The separation rate for Run a is very slow, for Run b is slow and for Run c is fast. Runs a and b exhibited a definite third phase while Run c shows only a slight third phase. Run a is colorless, Run b is light amber, and Run c is hazy amber.
Following the procedure of Example 1, a 2.8 wt. % aqueous ethanol solution is extracted with various concentrations of extractant of Example 5 in Exxon 150. Results are seen in Table VI, below.
TABLE VI__________________________________________________________________________ Wt. % Ethanol Extractant Wt. % Ethanol in ExtractedRun A/O Concentration Extracted Ethanol-water__________________________________________________________________________a 1.4 870 (neat) 29 16b 1.3 800 32 16c 1.0 642 39 25d 0.8 500 36 22e 0.6 400 39 29f 0.4 250 43 32g 0.2 125 46 65h 0.2 diluent only 7 --__________________________________________________________________________
A 1.4 wt. % aqueous butanol solution is extracted, in accordance with the procedure of Example 1, with a mixture of 8.5 wt. % of THPO; 33 wt. % of di-n-hexyl-n-octylphosphine oxide; 41 wt. % of n-hexyl-di-n-octylphosphine oxide; 18 wt. % of TOPO. The results are set forth in Table VII, below.
TABLE VII______________________________________ Wt. % Butanol Wt. % Butanol inRun A/O Extracted Extracted Butanol-Water______________________________________a 0.2 99 3.8b 0.5 97 8.3c 1.0 93 19d 2.0 88 29e 5.0 69 49f 10.0 68 63g 20.0 39 72h 50.0 21 77______________________________________

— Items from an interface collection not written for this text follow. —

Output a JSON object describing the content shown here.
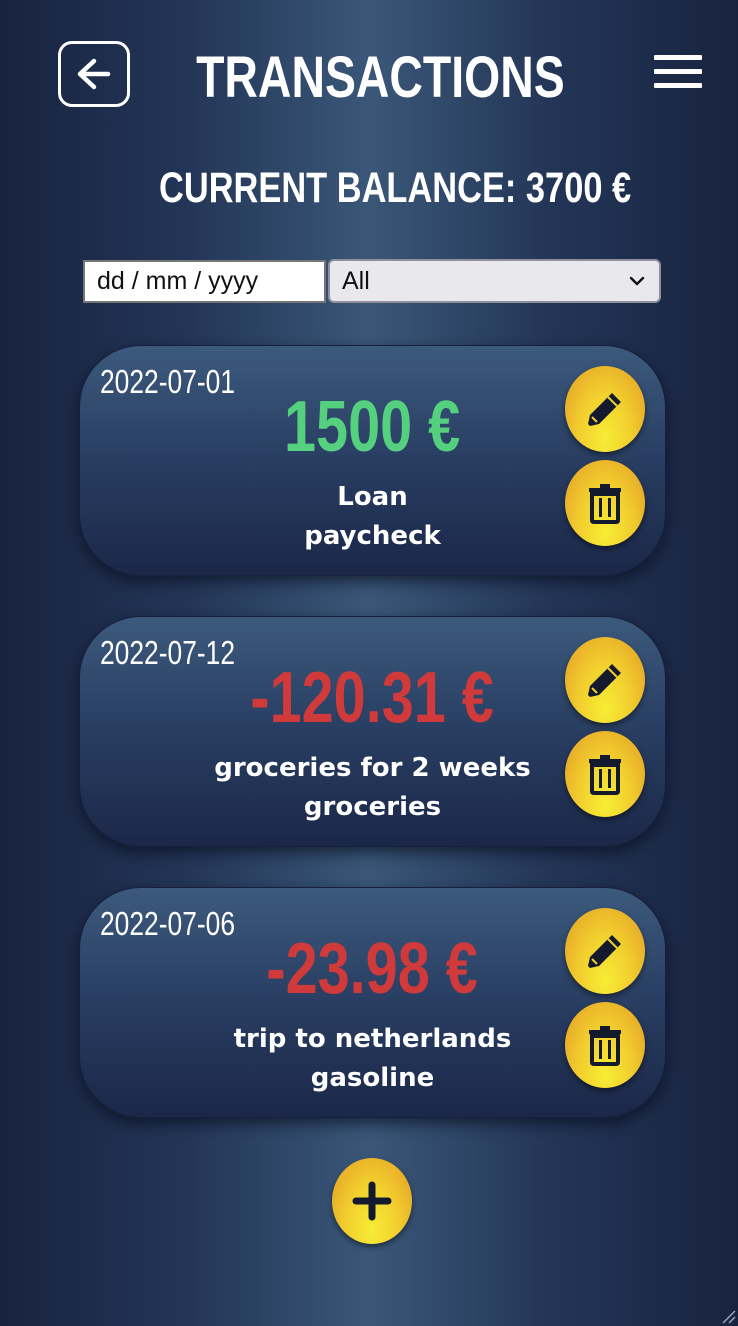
{
  "header": {
    "title": "TRANSACTIONS",
    "balance_text": "CURRENT BALANCE: 3700 €"
  },
  "filters": {
    "date_placeholder": "dd / mm / yyyy",
    "type_selected": "All"
  },
  "transactions": [
    {
      "date": "2022-07-01",
      "amount": "1500 €",
      "kind": "positive",
      "description": "Loan",
      "category": "paycheck"
    },
    {
      "date": "2022-07-12",
      "amount": "-120.31 €",
      "kind": "negative",
      "description": "groceries for 2 weeks",
      "category": "groceries"
    },
    {
      "date": "2022-07-06",
      "amount": "-23.98 €",
      "kind": "negative",
      "description": "trip to netherlands",
      "category": "gasoline"
    }
  ],
  "icons": {
    "back": "arrow-left-icon",
    "menu": "hamburger-menu-icon",
    "edit": "pencil-icon",
    "delete": "trash-icon",
    "add": "plus-icon",
    "select": "chevron-down-icon"
  },
  "colors": {
    "positive_amount": "#55d07f",
    "negative_amount": "#d13a3a",
    "button_accent": "#f2cf2e",
    "card_background": "#2a4064"
  }
}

Diatomaceous earth (D.E.) or polystyrene (P.S.) is added to a hexane solution of extractant to form a slurry which is then stirred and heated to evaporate the hexane. The resultant supported extractant is packed in 14.5×100-300 mm. columns and used to aqueous ethanol solutions. Results are set forth below in Table VIII.
TABLE VIII______________________________________ Extractant Ethanol wt % % EthanolRun Support wt % Feed/Effluent Extracted______________________________________a D.E. -- 2.50 2.48 1b D.E. TOPO-50 2.48 2.16 19c D.E. THPO/TOPO1 -50 2.34 0.49 79d D.E. THPO/TOPO1 -20 9.7 5.99 38e P.S. THPO/TOPO1 -20 9.7 7.64 21______________________________________ 1 = 27-25 wt. % TOPO + 73-72 wt. % THPO
A 3 wt. % aqueous ethanol solution is extracted at 21°-23° C. and an A/O of 1.0 utilizing two quinoline compounds of U.S. Pat. No. 4,346,241 and the extractant of Example 5. The results are set forth in Table IX below.
TABLE IX______________________________________Extractant- % Ethanol wt. % Ethanol inRun wt. % Extracted Extracted Ethanol-Water______________________________________a Ex. 5 - 42 16b Quinoline 40 7c 5,6,7,8-Tetra- 46 7hydroquinoline______________________________________
Following the procedure of Example 5, the following various extractants are used to treat the aqueous ethanol solution thereof. In each instance, excellent extraction of ethanol is achieved.
______________________________________Example 10 tris(2,4,4-trimethylpentyl) phosphine oxideExample 11 tricyclohexyl phosphine oxideExample 12 tri-n-dodecyl phosphine oxideExample 13 tris(2-ethylhexyl) phosphine oxideExample 14 n-hexyl-bis(2,4,4-trimethylpentyl) phosphine oxideExample 15 tribenzyl phosphine oxideExample 16 bis(2-phenethyl)n-octyl phosphine oxide______________________________________
The use of (17) sodium sulfate, (18) calcium chloride, and (19) potassium carbonate, in lieu of the sodium chloride of Example 4 results in extractions similar in effectiveness to those shown therein.